So you are a mile or two outside Taunton on a dark A road on your way home from work. The inevitable sinking feeling as your car comes to a halt soon turns into the panic of what will you do next.
The most important priority is safety, and the best way to achieve this is in preparation. A few simple things can help you in that lonely time while you await roadside rescue. If possible as your car comes to a halt try to get it into the safest place you can. The first priority is to get your car seen. If your battery is working put on your hazard lights. A lot of modern cars have road emergency triangles in the boot. If so open the boot. Or if it is a free standing affair put it behind your car preferably 10 metres or so behind your car to give other drivers plenty of warning. The second priority is to make sure you are safe. If your car is stranded on an unsafe spot of the road near a corner or stuck on the hard shoulder of a motorway the safest thing to do is get out of the car. A Ford KA Taunton, Ford Fusion Taunton or other smaller cars are just going to be no match for a lorry. This is where more preparation comes into play. In my car I keep a coat and a bottle of water. There is plenty of space to store a few simple essentials and they can make all the difference. A car blanket or similar also takes up little boot space. These things alone mean that, if you need to leave your vehicle you can keep warm and have something to drink. Sometimes you could end up waiting around for up to several hours waiting for rescue. In the winter I also keep a spade in the boot. 10 minutes digging is much better than walking home if your car is stuck in snow. Often in winter travel is actually OK once you get out of the first 50 to 100 yards of your journey and work your way onto a main road unless extremely severe.

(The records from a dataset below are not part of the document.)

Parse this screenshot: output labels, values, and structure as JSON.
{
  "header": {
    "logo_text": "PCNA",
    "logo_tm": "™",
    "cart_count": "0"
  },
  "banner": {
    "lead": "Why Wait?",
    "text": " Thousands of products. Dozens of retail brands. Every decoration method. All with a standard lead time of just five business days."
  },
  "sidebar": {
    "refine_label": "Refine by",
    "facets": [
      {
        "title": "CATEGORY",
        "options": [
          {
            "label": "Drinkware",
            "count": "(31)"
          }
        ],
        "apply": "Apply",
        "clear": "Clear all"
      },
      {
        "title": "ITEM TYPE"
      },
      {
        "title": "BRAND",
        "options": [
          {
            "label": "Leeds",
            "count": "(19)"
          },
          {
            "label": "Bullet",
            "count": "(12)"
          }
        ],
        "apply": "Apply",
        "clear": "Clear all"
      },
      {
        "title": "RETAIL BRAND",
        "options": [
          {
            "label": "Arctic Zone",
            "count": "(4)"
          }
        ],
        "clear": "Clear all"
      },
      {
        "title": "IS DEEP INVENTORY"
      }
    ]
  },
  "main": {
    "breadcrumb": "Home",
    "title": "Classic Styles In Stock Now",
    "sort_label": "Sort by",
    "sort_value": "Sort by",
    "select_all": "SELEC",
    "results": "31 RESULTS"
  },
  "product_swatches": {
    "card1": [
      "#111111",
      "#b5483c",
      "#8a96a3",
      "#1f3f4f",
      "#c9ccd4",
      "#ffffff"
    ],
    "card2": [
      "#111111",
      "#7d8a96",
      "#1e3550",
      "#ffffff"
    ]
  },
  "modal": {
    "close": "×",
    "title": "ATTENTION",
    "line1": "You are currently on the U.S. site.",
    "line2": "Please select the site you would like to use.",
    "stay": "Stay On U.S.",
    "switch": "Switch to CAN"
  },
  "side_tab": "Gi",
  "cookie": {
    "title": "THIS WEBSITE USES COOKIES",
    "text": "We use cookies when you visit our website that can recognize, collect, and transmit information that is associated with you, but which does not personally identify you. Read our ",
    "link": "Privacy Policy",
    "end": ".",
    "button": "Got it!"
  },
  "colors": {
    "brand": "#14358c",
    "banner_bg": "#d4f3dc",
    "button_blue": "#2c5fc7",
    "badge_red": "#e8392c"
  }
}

These few simple things have probably saved a lot of people a great deal of discomfort in the latest winter weather, and you can bet the unprepared wished for such things in their hour of need. We still have most of the worst winter weather ahead. Be prepared and be safe.